The evidence shows that it is neither safe nor beneficial to work too hard on your own. Take it from Sanders, a one-time workaholic who has just fallen into this very pit. Years of grueling, 100-hour workweeks ended up affecting his well-being badly. He suffered panic attacks, could not sleep, and to keep him going, he became reliant on endless cups of coffee. It wasn’t just his health that suffered, however. He also became increasingly irritable and ended up having constant fights as a productivity consultant with the businesses that had employed him. One of the reasons he ended up writing this book is that experience: there just had to be a different way of doing things, and better.
Well, there’s that. Downtime is not a frivolous pleasure, Sanders realized; it’s an important part of setting yourself up for success and happiness. How can you make sure you get enough of it, then? Ok, in your timeline, you need to start preparing breaks. Think of them as sabbaticals, periods of time during which you can refresh your batteries and yourself later.
Starting small and building from there is the secret. So take a look at your journal and see what’s in store tomorrow for you. Odds are, you could free up an hour of me-time. Now imagine the week ahead of you. Will you juggle your obligations so you have an afternoon off to relax? Next month, how about? Could you find time to spend a weekend away? Finally, take a look at the big picture; your goal here is to make room for two weeks or more of a proper annual vacation.
Do that, and you’ll be shocked by how much time you can free yourself from the daily grind to relax and get away. Free time can feel like an increasingly scarce resource, but sometimes it’s just a matter of perception.
The notion of’ free time’ is fundamentally misleading. In reality, even when we’re at work, all of our time is free; what really matters is how we use it. That’s where the art of controlling time comes in. You will start using your time as effectively as possible once you learn to optimize your productivity, avoid procrastinating and set manageable goals, get the most out of both your working day and your time away from the office.
So, aim to explain your professional and personal priorities today. You would need to know precisely what it is you want to accomplish before you undertake any kind of planning work. The secret is a scattershot technique to be avoided. After all, if you try at once to follow hundreds of different goals, you’re probably going to find yourself unable to accomplish any of them. So whittle down your aims and concentrate on only two or three of the most important targets.
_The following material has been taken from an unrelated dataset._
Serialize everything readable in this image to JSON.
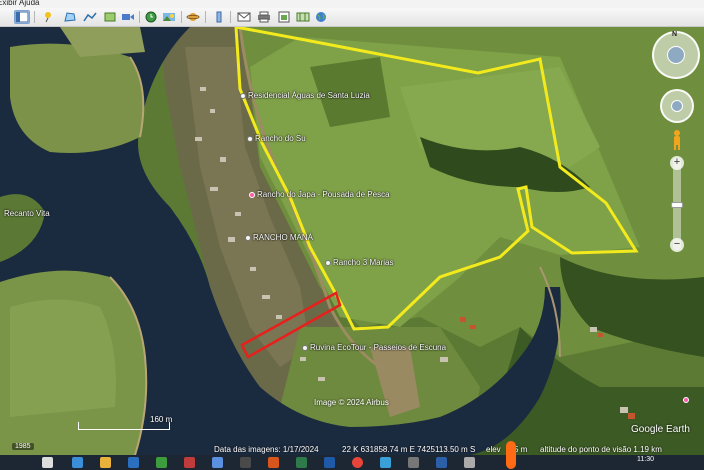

You could complete a big job project, spend more quality time with your family or learn a new language. Whatever they are, it would be far easier to structure your time by clarifying what you intend to accomplish.
Check out my related post: What is crowd learning?